Letter: Local plan - Neither site is suitable for homes

May I respond to the editor's comment published in the Harrogate Advertiser of January 12.

Friday, 20th January 2017, 10:30 am
Land at Flaxby, near Knaresborough.

I, for one, am sparing no thought for the planners because they appear to be unable to do anything more imaginative than succumbing to pressure from developers who want their land to be built on.

Harrogate has already had one draft local plan rejected by the government for failing to meet the demand for housing, and is in danger of it happening again if it pursues its proposal for a “new or expanded settlement”.

This proposal is deliberately worded to avoid the planning requirements for a “new town”, which to all intent and purposes is exactly what a “settlement” with a population over 8,000 will be.

This proposal could never be considered as a “village”, garden or otherwise, so let’s not fool ourselves.

A new or expanded settlement will have no planning requirements for the services and infrastructure to be in place before people live there, and the prospect is that it will be a “dormitory” town.

No shops. No health provision. No pubs or restaurants. No garage. Only one or two primary schools. No church. No community centre.

What sort of life can residents expect in such a place? Who would want to live there? Would houses there ever attract buyers?

By selecting the Flaxby or Hammerton site for inclusion in the Local Plan our planners are simply opting for the “quick fix”, or “easy option” without giving the matter due consideration.

Neither site has yet been fully researched or investigated, so we do not know whether either or both would be found unsuitable.

There are numerous reasons why both sites could be seen as a totally unacceptable location for a new town.

By offering us a choice of one or the other (only one site will be included in the plan) there is an assumption that both sites are potentially suitable. This is not the case.

Right now, neither site has been determined as being suitable for a “new town”. This would be like a car salesman offering a choice of cars for sale, but saying he doesn’t know whether they actually work. How could this ever be acceptable?

What would the council do if, after selecting one of the two sites, many months later after all the investigations are completed it is determined to be unsuitable?

It could never admit to its error, and would be committed to spending vast additional sums of our money to make it work. In other words, another “political fudge”.

Our planners are selling us short.

Yes, we need the houses, and the council’s own consultant’s report has stated very clearly that the best option, far and away, is to expand our existing towns and villages.

But, the planners claim, there might be a shortfall, hence the need for a “new or expanded settlement” to make up the numbers.

There are substantial sites available for development that are not included in the draft local plan, eg in Ripon. Why not? Why force residents to choose between two sites, neither of which might be acceptable?

I think our planners need to do a bit more homework.

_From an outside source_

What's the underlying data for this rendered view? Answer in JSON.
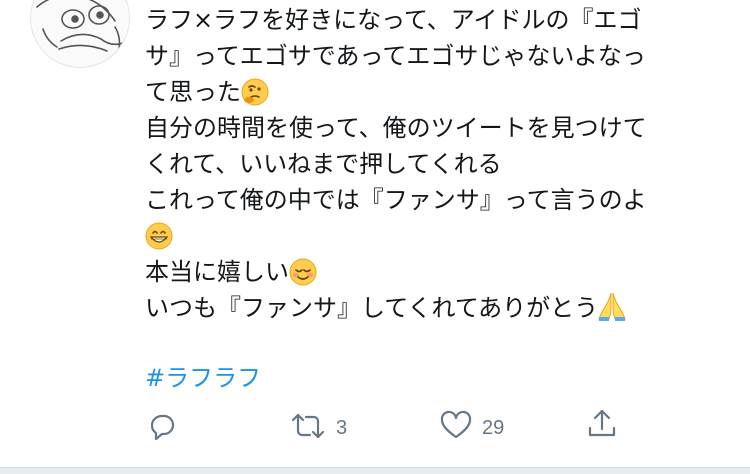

But what of the future? We should be planning now for a new town in an acceptable location that will be capable of meeting our housing needs way beyond 2035.

The demand for housing will not simply stop when the Local Plan for 2014–2035 comes to an end.

There is a clue in the title. Planning.

H White